Could you give back every record below exactly, leaving out the pictures?
%%
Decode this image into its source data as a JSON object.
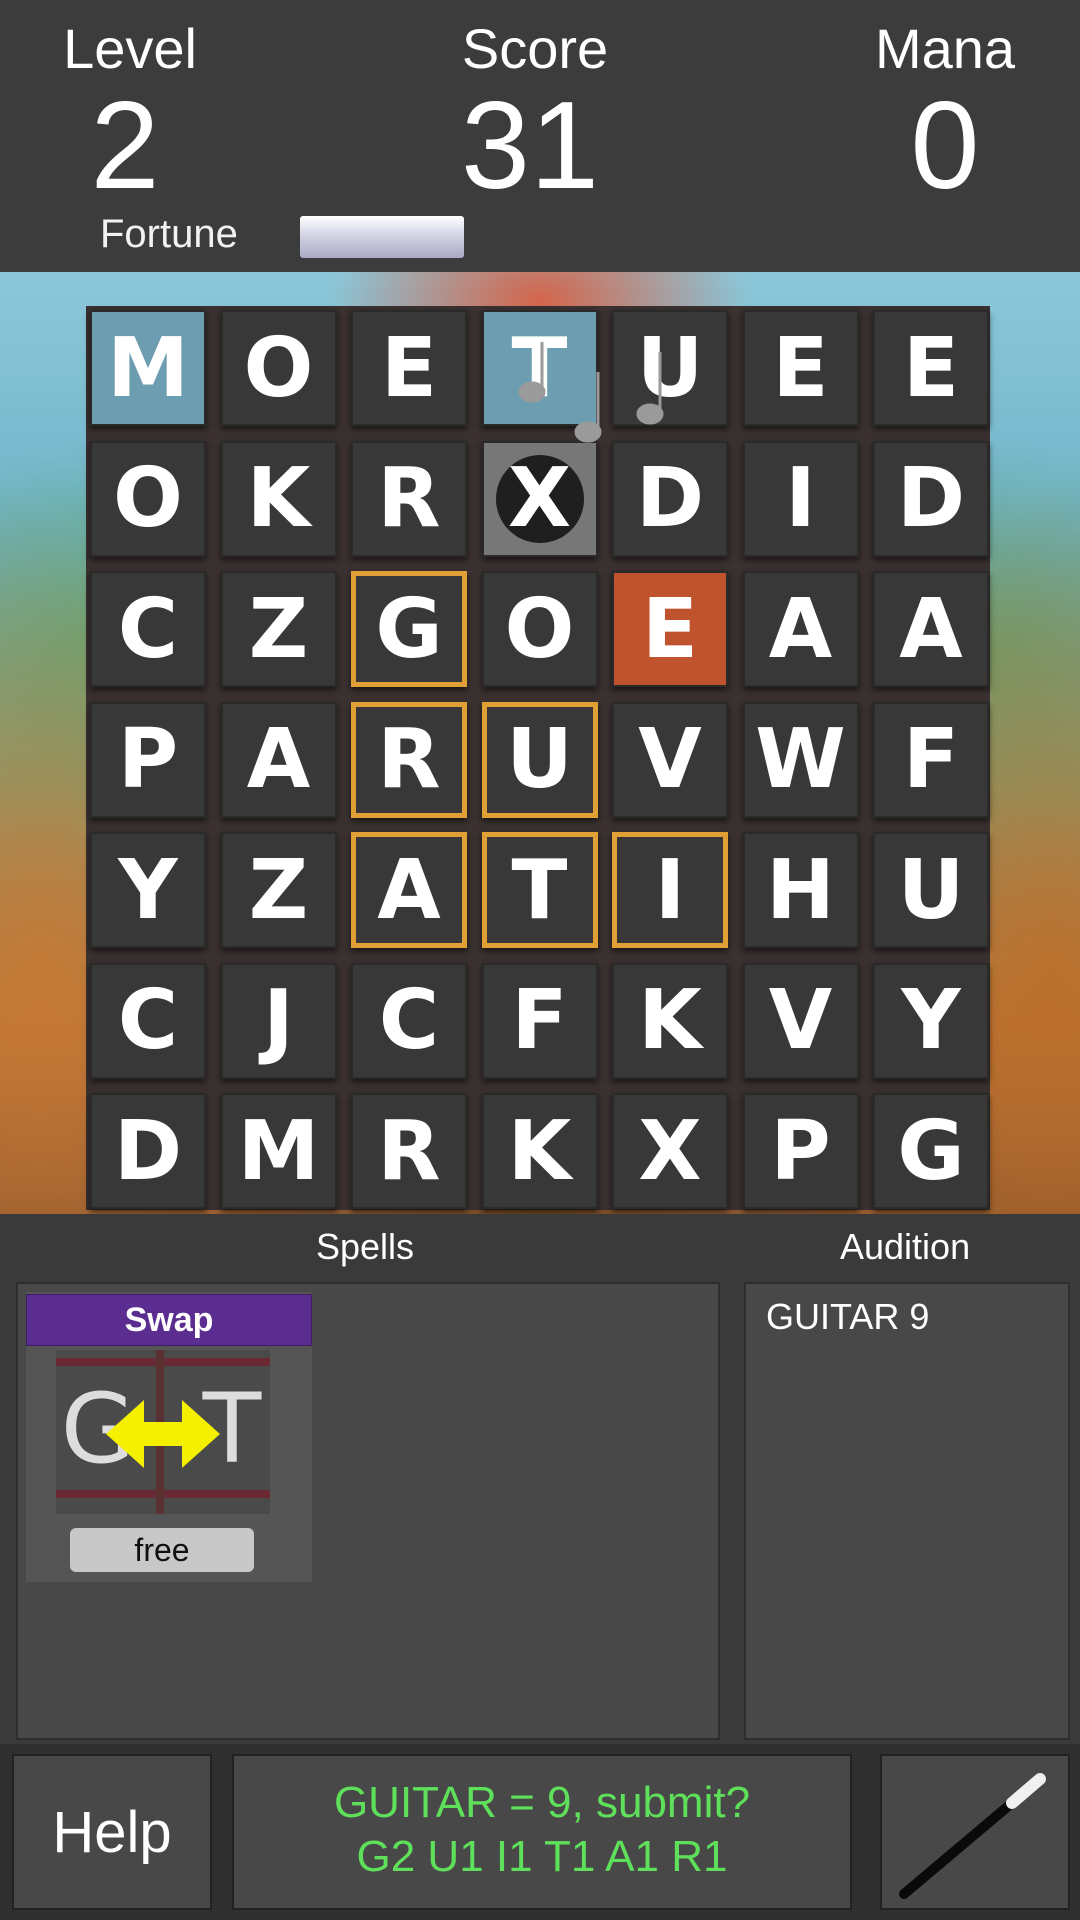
{
  "header": {
    "level_label": "Level",
    "level_value": "2",
    "score_label": "Score",
    "score_value": "31",
    "mana_label": "Mana",
    "mana_value": "0",
    "fortune_label": "Fortune",
    "fortune_fill": 1.0
  },
  "board": {
    "rows": [
      [
        "M",
        "O",
        "E",
        "T",
        "U",
        "E",
        "E"
      ],
      [
        "O",
        "K",
        "R",
        "X",
        "D",
        "I",
        "D"
      ],
      [
        "C",
        "Z",
        "G",
        "O",
        "E",
        "A",
        "A"
      ],
      [
        "P",
        "A",
        "R",
        "U",
        "V",
        "W",
        "F"
      ],
      [
        "Y",
        "Z",
        "A",
        "T",
        "I",
        "H",
        "U"
      ],
      [
        "C",
        "J",
        "C",
        "F",
        "K",
        "V",
        "Y"
      ],
      [
        "D",
        "M",
        "R",
        "K",
        "X",
        "P",
        "G"
      ]
    ],
    "highlighted_blue": [
      [
        0,
        0
      ],
      [
        0,
        3
      ]
    ],
    "highlighted_orange": [
      [
        2,
        4
      ]
    ],
    "blocked_tiles": [
      [
        1,
        3
      ]
    ],
    "selected_path": [
      [
        2,
        2
      ],
      [
        3,
        2
      ],
      [
        3,
        3
      ],
      [
        4,
        2
      ],
      [
        4,
        3
      ],
      [
        4,
        4
      ]
    ]
  },
  "spells": {
    "label": "Spells",
    "items": [
      {
        "name": "Swap",
        "icon": "swap-arrows-icon",
        "cost": "free",
        "left_letter": "G",
        "right_letter": "T"
      }
    ]
  },
  "audition": {
    "label": "Audition",
    "entries": [
      "GUITAR 9"
    ]
  },
  "bottom": {
    "help_label": "Help",
    "message_line1": "GUITAR = 9, submit?",
    "message_line2": "G2 U1 I1 T1 A1 R1",
    "wand_icon": "magic-wand-icon"
  },
  "colors": {
    "message_text": "#5fe05a",
    "selection_border": "#e0a036",
    "tile_blue": "#6d9db1",
    "tile_orange": "#bf532e",
    "spell_header": "#5b2d90"
  }
}
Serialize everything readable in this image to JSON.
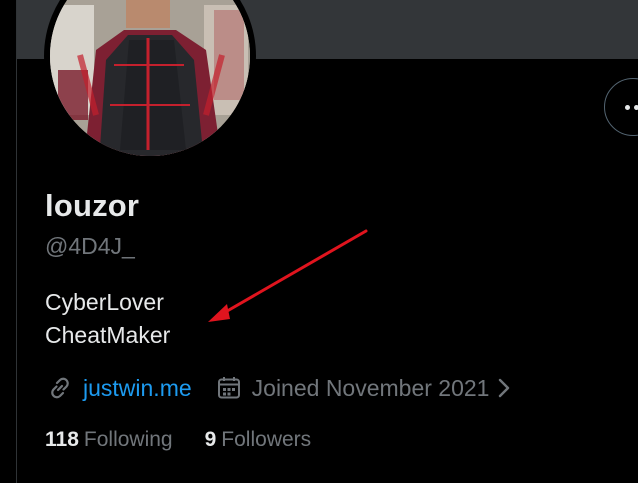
{
  "profile": {
    "display_name": "louzor",
    "handle": "@4D4J_",
    "bio_lines": [
      "CyberLover",
      "CheatMaker"
    ],
    "website": "justwin.me",
    "joined": "Joined November 2021",
    "following_count": "118",
    "following_label": "Following",
    "followers_count": "9",
    "followers_label": "Followers"
  },
  "icons": {
    "more": "more-horizontal-icon",
    "link": "link-icon",
    "calendar": "calendar-icon",
    "chevron": "chevron-right-icon"
  },
  "colors": {
    "background": "#000000",
    "banner": "#333639",
    "primary_text": "#e7e9ea",
    "secondary_text": "#71767b",
    "link": "#1d9bf0",
    "annotation": "#e0141e"
  }
}
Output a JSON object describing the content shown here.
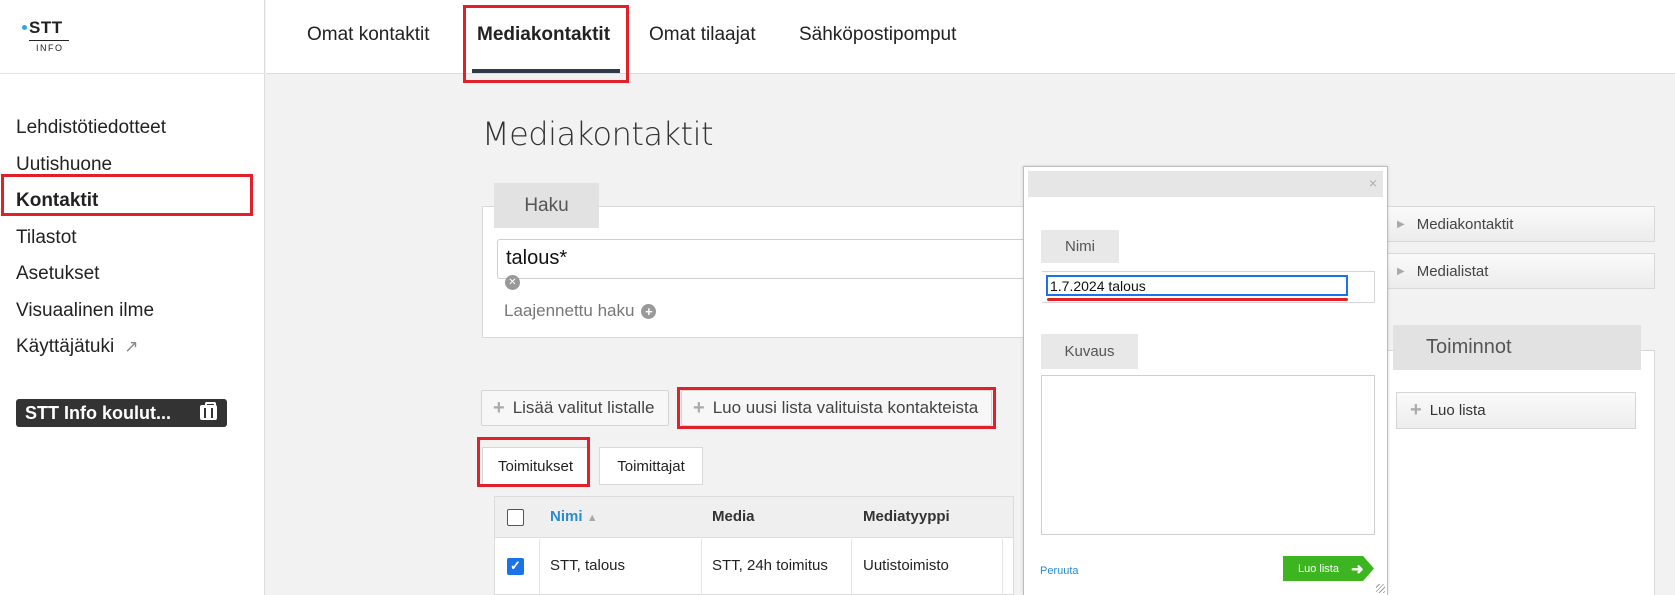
{
  "sidebar": {
    "logo": {
      "name": "STT",
      "sub": "INFO"
    },
    "items": [
      {
        "label": "Lehdistötiedotteet"
      },
      {
        "label": "Uutishuone"
      },
      {
        "label": "Kontaktit"
      },
      {
        "label": "Tilastot"
      },
      {
        "label": "Asetukset"
      },
      {
        "label": "Visuaalinen ilme"
      },
      {
        "label": "Käyttäjätuki",
        "icon": "external-link-icon"
      }
    ],
    "badge": {
      "label": "STT Info koulut...",
      "icon": "briefcase-icon"
    }
  },
  "topnav": {
    "tabs": [
      {
        "label": "Omat kontaktit"
      },
      {
        "label": "Mediakontaktit"
      },
      {
        "label": "Omat tilaajat"
      },
      {
        "label": "Sähköpostipomput"
      }
    ]
  },
  "main": {
    "title": "Mediakontaktit",
    "search": {
      "tab_label": "Haku",
      "value": "talous*",
      "advanced_label": "Laajennettu haku"
    },
    "actions": {
      "add_selected": "Lisää valitut listalle",
      "create_list": "Luo uusi lista valituista kontakteista"
    },
    "subtabs": [
      {
        "label": "Toimitukset"
      },
      {
        "label": "Toimittajat"
      }
    ],
    "table": {
      "headers": [
        "Nimi",
        "Media",
        "Mediatyyppi"
      ],
      "rows": [
        {
          "checked": true,
          "nimi": "STT, talous",
          "media": "STT, 24h toimitus",
          "mediatyyppi": "Uutistoimisto"
        }
      ]
    }
  },
  "right": {
    "accordions": [
      {
        "label": "Mediakontaktit"
      },
      {
        "label": "Medialistat"
      }
    ],
    "toiminnot": {
      "title": "Toiminnot",
      "button": "Luo lista"
    }
  },
  "modal": {
    "close": "×",
    "name_label": "Nimi",
    "name_value": "1.7.2024 talous",
    "desc_label": "Kuvaus",
    "desc_value": "",
    "cancel": "Peruuta",
    "submit": "Luo lista"
  },
  "colors": {
    "highlight": "#e0202a",
    "link": "#2a8bd0",
    "submit": "#3cb521",
    "focus": "#1a73e8"
  }
}
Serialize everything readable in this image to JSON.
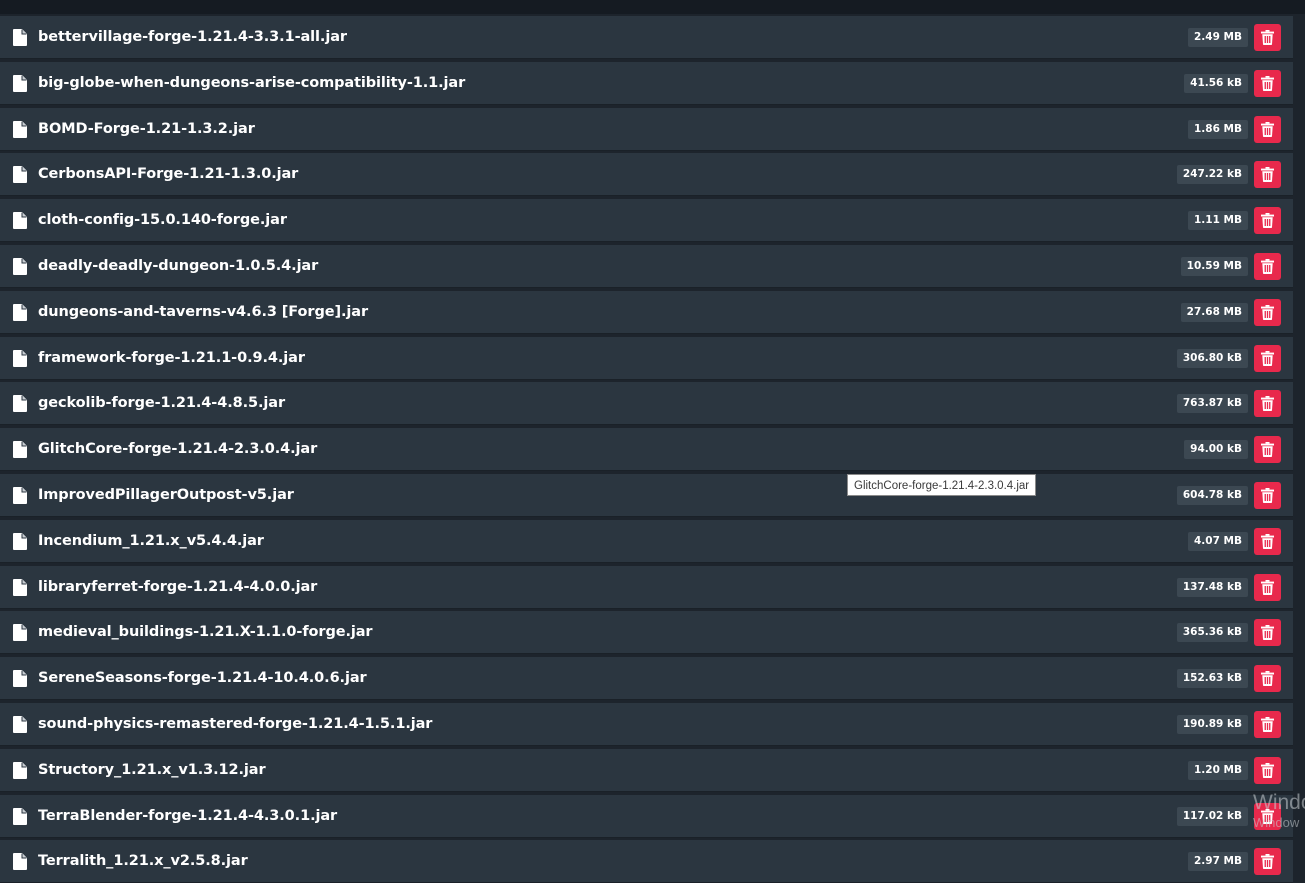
{
  "colors": {
    "row_background": "#2b3640",
    "size_badge": "#3c4852",
    "delete_button": "#e8294c",
    "text": "#ffffff"
  },
  "icons": {
    "file": "file-icon",
    "delete": "trash-icon"
  },
  "files": [
    {
      "name": "bettervillage-forge-1.21.4-3.3.1-all.jar",
      "size": "2.49 MB"
    },
    {
      "name": "big-globe-when-dungeons-arise-compatibility-1.1.jar",
      "size": "41.56 kB"
    },
    {
      "name": "BOMD-Forge-1.21-1.3.2.jar",
      "size": "1.86 MB"
    },
    {
      "name": "CerbonsAPI-Forge-1.21-1.3.0.jar",
      "size": "247.22 kB"
    },
    {
      "name": "cloth-config-15.0.140-forge.jar",
      "size": "1.11 MB"
    },
    {
      "name": "deadly-deadly-dungeon-1.0.5.4.jar",
      "size": "10.59 MB"
    },
    {
      "name": "dungeons-and-taverns-v4.6.3 [Forge].jar",
      "size": "27.68 MB"
    },
    {
      "name": "framework-forge-1.21.1-0.9.4.jar",
      "size": "306.80 kB"
    },
    {
      "name": "geckolib-forge-1.21.4-4.8.5.jar",
      "size": "763.87 kB"
    },
    {
      "name": "GlitchCore-forge-1.21.4-2.3.0.4.jar",
      "size": "94.00 kB"
    },
    {
      "name": "ImprovedPillagerOutpost-v5.jar",
      "size": "604.78 kB"
    },
    {
      "name": "Incendium_1.21.x_v5.4.4.jar",
      "size": "4.07 MB"
    },
    {
      "name": "libraryferret-forge-1.21.4-4.0.0.jar",
      "size": "137.48 kB"
    },
    {
      "name": "medieval_buildings-1.21.X-1.1.0-forge.jar",
      "size": "365.36 kB"
    },
    {
      "name": "SereneSeasons-forge-1.21.4-10.4.0.6.jar",
      "size": "152.63 kB"
    },
    {
      "name": "sound-physics-remastered-forge-1.21.4-1.5.1.jar",
      "size": "190.89 kB"
    },
    {
      "name": "Structory_1.21.x_v1.3.12.jar",
      "size": "1.20 MB"
    },
    {
      "name": "TerraBlender-forge-1.21.4-4.3.0.1.jar",
      "size": "117.02 kB"
    },
    {
      "name": "Terralith_1.21.x_v2.5.8.jar",
      "size": "2.97 MB"
    }
  ],
  "tooltip": {
    "text": "GlitchCore-forge-1.21.4-2.3.0.4.jar"
  },
  "watermark": {
    "line1": "Windo",
    "line2": "Window"
  }
}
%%
Exercise solution >>
Decode this image into its source data as a JSON object.
{
  "header": {
    "level_label": "Level",
    "level_value": "2",
    "score_label": "Score",
    "score_value": "31",
    "mana_label": "Mana",
    "mana_value": "0",
    "fortune_label": "Fortune",
    "fortune_fill": 1.0
  },
  "board": {
    "rows": [
      [
        "M",
        "O",
        "E",
        "T",
        "U",
        "E",
        "E"
      ],
      [
        "O",
        "K",
        "R",
        "X",
        "D",
        "I",
        "D"
      ],
      [
        "C",
        "Z",
        "G",
        "O",
        "E",
        "A",
        "A"
      ],
      [
        "P",
        "A",
        "R",
        "U",
        "V",
        "W",
        "F"
      ],
      [
        "Y",
        "Z",
        "A",
        "T",
        "I",
        "H",
        "U"
      ],
      [
        "C",
        "J",
        "C",
        "F",
        "K",
        "V",
        "Y"
      ],
      [
        "D",
        "M",
        "R",
        "K",
        "X",
        "P",
        "G"
      ]
    ],
    "highlighted_blue": [
      [
        0,
        0
      ],
      [
        0,
        3
      ]
    ],
    "highlighted_orange": [
      [
        2,
        4
      ]
    ],
    "blocked_tiles": [
      [
        1,
        3
      ]
    ],
    "selected_path": [
      [
        2,
        2
      ],
      [
        3,
        2
      ],
      [
        3,
        3
      ],
      [
        4,
        2
      ],
      [
        4,
        3
      ],
      [
        4,
        4
      ]
    ]
  },
  "spells": {
    "label": "Spells",
    "items": [
      {
        "name": "Swap",
        "icon": "swap-arrows-icon",
        "cost": "free",
        "left_letter": "G",
        "right_letter": "T"
      }
    ]
  },
  "audition": {
    "label": "Audition",
    "entries": [
      "GUITAR 9"
    ]
  },
  "bottom": {
    "help_label": "Help",
    "message_line1": "GUITAR = 9, submit?",
    "message_line2": "G2 U1 I1 T1 A1 R1",
    "wand_icon": "magic-wand-icon"
  },
  "colors": {
    "message_text": "#5fe05a",
    "selection_border": "#e0a036",
    "tile_blue": "#6d9db1",
    "tile_orange": "#bf532e",
    "spell_header": "#5b2d90"
  }
}
Serialize everything readable in this image to JSON.
{
  "profile": {
    "display_name": "louzor",
    "handle": "@4D4J_",
    "bio_lines": [
      "CyberLover",
      "CheatMaker"
    ],
    "website": "justwin.me",
    "joined": "Joined November 2021",
    "following_count": "118",
    "following_label": "Following",
    "followers_count": "9",
    "followers_label": "Followers"
  },
  "icons": {
    "more": "more-horizontal-icon",
    "link": "link-icon",
    "calendar": "calendar-icon",
    "chevron": "chevron-right-icon"
  },
  "colors": {
    "background": "#000000",
    "banner": "#333639",
    "primary_text": "#e7e9ea",
    "secondary_text": "#71767b",
    "link": "#1d9bf0",
    "annotation": "#e0141e"
  }
}
Output a JSON object describing the content shown here.
{
  "sidebar": {
    "logo": {
      "name": "STT",
      "sub": "INFO"
    },
    "items": [
      {
        "label": "Lehdistötiedotteet"
      },
      {
        "label": "Uutishuone"
      },
      {
        "label": "Kontaktit"
      },
      {
        "label": "Tilastot"
      },
      {
        "label": "Asetukset"
      },
      {
        "label": "Visuaalinen ilme"
      },
      {
        "label": "Käyttäjätuki",
        "icon": "external-link-icon"
      }
    ],
    "badge": {
      "label": "STT Info koulut...",
      "icon": "briefcase-icon"
    }
  },
  "topnav": {
    "tabs": [
      {
        "label": "Omat kontaktit"
      },
      {
        "label": "Mediakontaktit"
      },
      {
        "label": "Omat tilaajat"
      },
      {
        "label": "Sähköpostipomput"
      }
    ]
  },
  "main": {
    "title": "Mediakontaktit",
    "search": {
      "tab_label": "Haku",
      "value": "talous*",
      "advanced_label": "Laajennettu haku"
    },
    "actions": {
      "add_selected": "Lisää valitut listalle",
      "create_list": "Luo uusi lista valituista kontakteista"
    },
    "subtabs": [
      {
        "label": "Toimitukset"
      },
      {
        "label": "Toimittajat"
      }
    ],
    "table": {
      "headers": [
        "Nimi",
        "Media",
        "Mediatyyppi"
      ],
      "rows": [
        {
          "checked": true,
          "nimi": "STT, talous",
          "media": "STT, 24h toimitus",
          "mediatyyppi": "Uutistoimisto"
        }
      ]
    }
  },
  "right": {
    "accordions": [
      {
        "label": "Mediakontaktit"
      },
      {
        "label": "Medialistat"
      }
    ],
    "toiminnot": {
      "title": "Toiminnot",
      "button": "Luo lista"
    }
  },
  "modal": {
    "close": "×",
    "name_label": "Nimi",
    "name_value": "1.7.2024 talous",
    "desc_label": "Kuvaus",
    "desc_value": "",
    "cancel": "Peruuta",
    "submit": "Luo lista"
  },
  "colors": {
    "highlight": "#e0202a",
    "link": "#2a8bd0",
    "submit": "#3cb521",
    "focus": "#1a73e8"
  }
}
Serialize everything readable in this image to JSON.
{
  "colors": {
    "row_background": "#2b3640",
    "size_badge": "#3c4852",
    "delete_button": "#e8294c",
    "text": "#ffffff"
  },
  "icons": {
    "file": "file-icon",
    "delete": "trash-icon"
  },
  "files": [
    {
      "name": "bettervillage-forge-1.21.4-3.3.1-all.jar",
      "size": "2.49 MB"
    },
    {
      "name": "big-globe-when-dungeons-arise-compatibility-1.1.jar",
      "size": "41.56 kB"
    },
    {
      "name": "BOMD-Forge-1.21-1.3.2.jar",
      "size": "1.86 MB"
    },
    {
      "name": "CerbonsAPI-Forge-1.21-1.3.0.jar",
      "size": "247.22 kB"
    },
    {
      "name": "cloth-config-15.0.140-forge.jar",
      "size": "1.11 MB"
    },
    {
      "name": "deadly-deadly-dungeon-1.0.5.4.jar",
      "size": "10.59 MB"
    },
    {
      "name": "dungeons-and-taverns-v4.6.3 [Forge].jar",
      "size": "27.68 MB"
    },
    {
      "name": "framework-forge-1.21.1-0.9.4.jar",
      "size": "306.80 kB"
    },
    {
      "name": "geckolib-forge-1.21.4-4.8.5.jar",
      "size": "763.87 kB"
    },
    {
      "name": "GlitchCore-forge-1.21.4-2.3.0.4.jar",
      "size": "94.00 kB"
    },
    {
      "name": "ImprovedPillagerOutpost-v5.jar",
      "size": "604.78 kB"
    },
    {
      "name": "Incendium_1.21.x_v5.4.4.jar",
      "size": "4.07 MB"
    },
    {
      "name": "libraryferret-forge-1.21.4-4.0.0.jar",
      "size": "137.48 kB"
    },
    {
      "name": "medieval_buildings-1.21.X-1.1.0-forge.jar",
      "size": "365.36 kB"
    },
    {
      "name": "SereneSeasons-forge-1.21.4-10.4.0.6.jar",
      "size": "152.63 kB"
    },
    {
      "name": "sound-physics-remastered-forge-1.21.4-1.5.1.jar",
      "size": "190.89 kB"
    },
    {
      "name": "Structory_1.21.x_v1.3.12.jar",
      "size": "1.20 MB"
    },
    {
      "name": "TerraBlender-forge-1.21.4-4.3.0.1.jar",
      "size": "117.02 kB"
    },
    {
      "name": "Terralith_1.21.x_v2.5.8.jar",
      "size": "2.97 MB"
    }
  ],
  "tooltip": {
    "text": "GlitchCore-forge-1.21.4-2.3.0.4.jar"
  },
  "watermark": {
    "line1": "Windo",
    "line2": "Window"
  }
}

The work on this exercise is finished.